Try it
A word-for-word repetition of all the entries is required.

Records for the task
——————

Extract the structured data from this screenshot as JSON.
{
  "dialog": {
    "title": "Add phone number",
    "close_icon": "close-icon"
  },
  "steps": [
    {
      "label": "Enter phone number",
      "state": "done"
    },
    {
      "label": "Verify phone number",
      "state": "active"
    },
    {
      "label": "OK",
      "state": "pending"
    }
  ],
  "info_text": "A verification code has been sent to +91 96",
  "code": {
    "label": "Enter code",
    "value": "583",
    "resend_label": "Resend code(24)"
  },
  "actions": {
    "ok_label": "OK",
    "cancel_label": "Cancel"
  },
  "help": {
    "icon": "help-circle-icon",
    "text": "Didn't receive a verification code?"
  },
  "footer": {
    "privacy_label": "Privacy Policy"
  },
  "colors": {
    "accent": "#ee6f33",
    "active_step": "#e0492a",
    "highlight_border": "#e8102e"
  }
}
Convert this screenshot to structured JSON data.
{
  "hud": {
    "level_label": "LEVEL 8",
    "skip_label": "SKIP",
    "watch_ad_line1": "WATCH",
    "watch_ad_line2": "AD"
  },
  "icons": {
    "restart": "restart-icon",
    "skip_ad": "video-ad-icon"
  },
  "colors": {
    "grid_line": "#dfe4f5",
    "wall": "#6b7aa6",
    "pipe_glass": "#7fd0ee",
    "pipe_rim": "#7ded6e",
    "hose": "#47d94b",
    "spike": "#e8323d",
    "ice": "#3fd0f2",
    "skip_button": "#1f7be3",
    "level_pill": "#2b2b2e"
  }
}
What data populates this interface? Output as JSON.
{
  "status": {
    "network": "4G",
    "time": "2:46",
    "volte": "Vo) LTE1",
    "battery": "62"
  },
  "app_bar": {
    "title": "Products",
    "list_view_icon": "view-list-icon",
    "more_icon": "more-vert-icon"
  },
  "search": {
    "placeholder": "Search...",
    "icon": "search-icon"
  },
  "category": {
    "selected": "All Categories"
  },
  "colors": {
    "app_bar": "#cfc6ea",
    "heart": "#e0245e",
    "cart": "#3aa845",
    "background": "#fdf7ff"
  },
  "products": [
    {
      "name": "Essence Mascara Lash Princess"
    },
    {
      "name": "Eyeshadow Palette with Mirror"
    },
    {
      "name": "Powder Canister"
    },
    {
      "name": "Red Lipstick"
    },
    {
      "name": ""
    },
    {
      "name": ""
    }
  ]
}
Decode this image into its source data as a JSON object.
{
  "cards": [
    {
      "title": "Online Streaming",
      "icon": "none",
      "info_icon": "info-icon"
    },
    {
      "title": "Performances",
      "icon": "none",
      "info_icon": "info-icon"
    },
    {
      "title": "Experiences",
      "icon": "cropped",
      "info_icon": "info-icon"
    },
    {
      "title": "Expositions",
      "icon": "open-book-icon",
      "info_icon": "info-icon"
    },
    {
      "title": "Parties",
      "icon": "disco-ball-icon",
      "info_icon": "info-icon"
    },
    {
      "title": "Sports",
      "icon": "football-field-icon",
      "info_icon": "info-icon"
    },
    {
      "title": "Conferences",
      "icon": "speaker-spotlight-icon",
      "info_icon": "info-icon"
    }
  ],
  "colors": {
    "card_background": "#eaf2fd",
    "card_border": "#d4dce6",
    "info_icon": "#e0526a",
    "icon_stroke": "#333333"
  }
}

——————

Answer box
Extract the structured data from this screenshot as JSON.
{
  "dialog": {
    "title": "Add phone number",
    "close_icon": "close-icon"
  },
  "steps": [
    {
      "label": "Enter phone number",
      "state": "done"
    },
    {
      "label": "Verify phone number",
      "state": "active"
    },
    {
      "label": "OK",
      "state": "pending"
    }
  ],
  "info_text": "A verification code has been sent to +91 96",
  "code": {
    "label": "Enter code",
    "value": "583",
    "resend_label": "Resend code(24)"
  },
  "actions": {
    "ok_label": "OK",
    "cancel_label": "Cancel"
  },
  "help": {
    "icon": "help-circle-icon",
    "text": "Didn't receive a verification code?"
  },
  "footer": {
    "privacy_label": "Privacy Policy"
  },
  "colors": {
    "accent": "#ee6f33",
    "active_step": "#e0492a",
    "highlight_border": "#e8102e"
  }
}
Convert this screenshot to structured JSON data.
{
  "hud": {
    "level_label": "LEVEL 8",
    "skip_label": "SKIP",
    "watch_ad_line1": "WATCH",
    "watch_ad_line2": "AD"
  },
  "icons": {
    "restart": "restart-icon",
    "skip_ad": "video-ad-icon"
  },
  "colors": {
    "grid_line": "#dfe4f5",
    "wall": "#6b7aa6",
    "pipe_glass": "#7fd0ee",
    "pipe_rim": "#7ded6e",
    "hose": "#47d94b",
    "spike": "#e8323d",
    "ice": "#3fd0f2",
    "skip_button": "#1f7be3",
    "level_pill": "#2b2b2e"
  }
}
What data populates this interface? Output as JSON.
{
  "status": {
    "network": "4G",
    "time": "2:46",
    "volte": "Vo) LTE1",
    "battery": "62"
  },
  "app_bar": {
    "title": "Products",
    "list_view_icon": "view-list-icon",
    "more_icon": "more-vert-icon"
  },
  "search": {
    "placeholder": "Search...",
    "icon": "search-icon"
  },
  "category": {
    "selected": "All Categories"
  },
  "colors": {
    "app_bar": "#cfc6ea",
    "heart": "#e0245e",
    "cart": "#3aa845",
    "background": "#fdf7ff"
  },
  "products": [
    {
      "name": "Essence Mascara Lash Princess"
    },
    {
      "name": "Eyeshadow Palette with Mirror"
    },
    {
      "name": "Powder Canister"
    },
    {
      "name": "Red Lipstick"
    },
    {
      "name": ""
    },
    {
      "name": ""
    }
  ]
}
Decode this image into its source data as a JSON object.
{
  "cards": [
    {
      "title": "Online Streaming",
      "icon": "none",
      "info_icon": "info-icon"
    },
    {
      "title": "Performances",
      "icon": "none",
      "info_icon": "info-icon"
    },
    {
      "title": "Experiences",
      "icon": "cropped",
      "info_icon": "info-icon"
    },
    {
      "title": "Expositions",
      "icon": "open-book-icon",
      "info_icon": "info-icon"
    },
    {
      "title": "Parties",
      "icon": "disco-ball-icon",
      "info_icon": "info-icon"
    },
    {
      "title": "Sports",
      "icon": "football-field-icon",
      "info_icon": "info-icon"
    },
    {
      "title": "Conferences",
      "icon": "speaker-spotlight-icon",
      "info_icon": "info-icon"
    }
  ],
  "colors": {
    "card_background": "#eaf2fd",
    "card_border": "#d4dce6",
    "info_icon": "#e0526a",
    "icon_stroke": "#333333"
  }
}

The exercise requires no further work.